Yip Eye Tunes.com
Download mp3's for 24 of Daniel's albums at his DIGITAL DOWNLOAD site


Rolling Stones


Daniel Johnston
  Johnston Frog Mural Saved

Rock landmark a popular greeting on Austin's Strip


For a decade, Daniel Johnston's Jeremiah the Frog mural has been an iconic piece of cultural identity for both Austin, Texas' oft-traversed Strip, as well as in the subgenre of alternative rock, where its artist (also a singer-songwriter) achieved cult notoriety. The mural, which offers a pleasant "Hi, How Are You" to passersby, received an eleventh-hour reprieve yesterday when new ownership of the building on which it was painted (on the corner of 21st Street and Guadalupe) decided not to demolish the wall and replace it with windows.
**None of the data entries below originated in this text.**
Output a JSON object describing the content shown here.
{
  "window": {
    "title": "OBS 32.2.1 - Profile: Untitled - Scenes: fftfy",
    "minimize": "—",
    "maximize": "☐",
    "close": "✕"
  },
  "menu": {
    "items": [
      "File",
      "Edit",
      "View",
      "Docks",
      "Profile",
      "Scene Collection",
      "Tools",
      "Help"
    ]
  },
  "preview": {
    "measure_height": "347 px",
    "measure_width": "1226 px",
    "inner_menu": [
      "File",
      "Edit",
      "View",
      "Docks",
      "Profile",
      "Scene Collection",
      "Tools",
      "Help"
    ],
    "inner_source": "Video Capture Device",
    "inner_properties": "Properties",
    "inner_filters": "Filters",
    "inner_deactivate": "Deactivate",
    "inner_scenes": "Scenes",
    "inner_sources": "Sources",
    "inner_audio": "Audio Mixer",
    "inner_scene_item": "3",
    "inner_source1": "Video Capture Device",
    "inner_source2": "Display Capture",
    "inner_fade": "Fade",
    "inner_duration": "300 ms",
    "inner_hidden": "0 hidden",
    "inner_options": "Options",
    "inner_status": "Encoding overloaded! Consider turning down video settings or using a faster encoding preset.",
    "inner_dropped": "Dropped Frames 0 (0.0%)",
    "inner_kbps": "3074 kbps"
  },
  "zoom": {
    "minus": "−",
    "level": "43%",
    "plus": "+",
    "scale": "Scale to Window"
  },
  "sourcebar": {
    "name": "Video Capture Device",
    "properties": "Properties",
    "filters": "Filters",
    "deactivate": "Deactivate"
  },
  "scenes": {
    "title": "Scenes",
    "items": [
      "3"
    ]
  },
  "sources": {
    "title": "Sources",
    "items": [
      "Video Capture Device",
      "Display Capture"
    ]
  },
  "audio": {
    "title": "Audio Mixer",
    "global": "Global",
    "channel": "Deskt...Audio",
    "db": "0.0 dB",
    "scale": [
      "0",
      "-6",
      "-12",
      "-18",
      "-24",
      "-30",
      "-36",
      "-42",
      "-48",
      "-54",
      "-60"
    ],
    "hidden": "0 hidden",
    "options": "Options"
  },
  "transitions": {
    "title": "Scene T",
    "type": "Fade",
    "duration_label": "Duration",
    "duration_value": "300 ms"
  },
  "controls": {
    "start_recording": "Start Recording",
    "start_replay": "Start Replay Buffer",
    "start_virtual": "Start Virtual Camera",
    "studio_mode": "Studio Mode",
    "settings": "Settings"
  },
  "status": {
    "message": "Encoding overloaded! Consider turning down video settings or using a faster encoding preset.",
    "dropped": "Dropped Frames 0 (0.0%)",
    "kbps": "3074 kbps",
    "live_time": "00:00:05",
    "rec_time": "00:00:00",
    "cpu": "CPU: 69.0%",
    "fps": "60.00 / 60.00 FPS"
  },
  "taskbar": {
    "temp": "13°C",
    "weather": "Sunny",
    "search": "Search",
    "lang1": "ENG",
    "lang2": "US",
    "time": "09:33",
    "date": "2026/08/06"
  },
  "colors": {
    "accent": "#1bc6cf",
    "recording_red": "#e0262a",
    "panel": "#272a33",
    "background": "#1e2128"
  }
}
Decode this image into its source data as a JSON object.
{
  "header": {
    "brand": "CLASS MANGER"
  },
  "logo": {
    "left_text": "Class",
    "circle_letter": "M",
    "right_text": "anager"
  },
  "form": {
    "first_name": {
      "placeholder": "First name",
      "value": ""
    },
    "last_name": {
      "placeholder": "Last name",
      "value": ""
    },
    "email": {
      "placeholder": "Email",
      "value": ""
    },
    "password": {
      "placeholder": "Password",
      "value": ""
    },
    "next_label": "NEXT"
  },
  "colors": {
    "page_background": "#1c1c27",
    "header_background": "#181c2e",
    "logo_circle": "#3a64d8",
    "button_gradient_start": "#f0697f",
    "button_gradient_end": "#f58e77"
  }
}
After protesters launched a Save the Frog campaign, John Oudt, the Austin franchise partner for Baja Fresh Mexican Grill, a California-based restaurant chain, decided to pick up the tab to preserve the mural, an Austin landmark despite its lack of official designation. "John's a Texan and understands that this community wants to save the frog," Baja Fresh CEO Greg Dollarhyde said. "He's incurring this expense because it's so important to the people of Austin."

Though Johnston now lives outside the city, Austin was long his home base. A self-professed "unfamous celebrity," Johnston flirted with stardom in the early Nineties when he appeared on MTV's The Cutting Edge. But his influence extends well beyond the fifteen minutes of fame that show offered. The homemade tapes he made in the Eighties are the stuff of legend. Recorded in the most rudimentary fashion, they feature hastily recorded songs that tended to focus on Johnson's obsessions and observations -- namely love, unattainable girls and the mental illness that has plagued him for years.

Those early recordings, distributed via dubbed cassettes (often to pretty patrons at the McDonalds where he once worked), also boasted his immediately recognizable artwork, a collection of flying eyeballs, large-breasted women, humanoid ducks and -- on the cover of one of his best-known albums, 1983's Hi, How Are You? -- Jeremiah the Frog, a google-eyed amphibian bearing the title's glad tidings.

Jeremiah had his own fifteen minutes when he became a cult T-shirt decoration; Kurt Cobain was the most prominent Johnston fan to don "Hi, How Are You" duds, wearing the shirt to the 1992 MTV Video Music Awards. And years ago, when vertical surfaces in Austin were peppered with varied graffiti and murals, Johnston painted Jeremiah on a wall on the outside of Sound Exchange, a well-regarded record store across the Strip from the University of Texas. A decade later, the frog mural was one of the last vestiges of the city prior to the dotcom boom (and subsequent bust), but with Sound Exchange (which received several offers to whitewash Jeremiah) shuttering last year, the mural's bodyguard was gone.

But with Oudt's decision to preserve it, the mural will now be worked into the design of the Baja Fresh building. According to local news reports, the altered plans will cost Oudt upwards of $50,000 and will push the restaurant's opening date from February to April.

(January 8, 2004)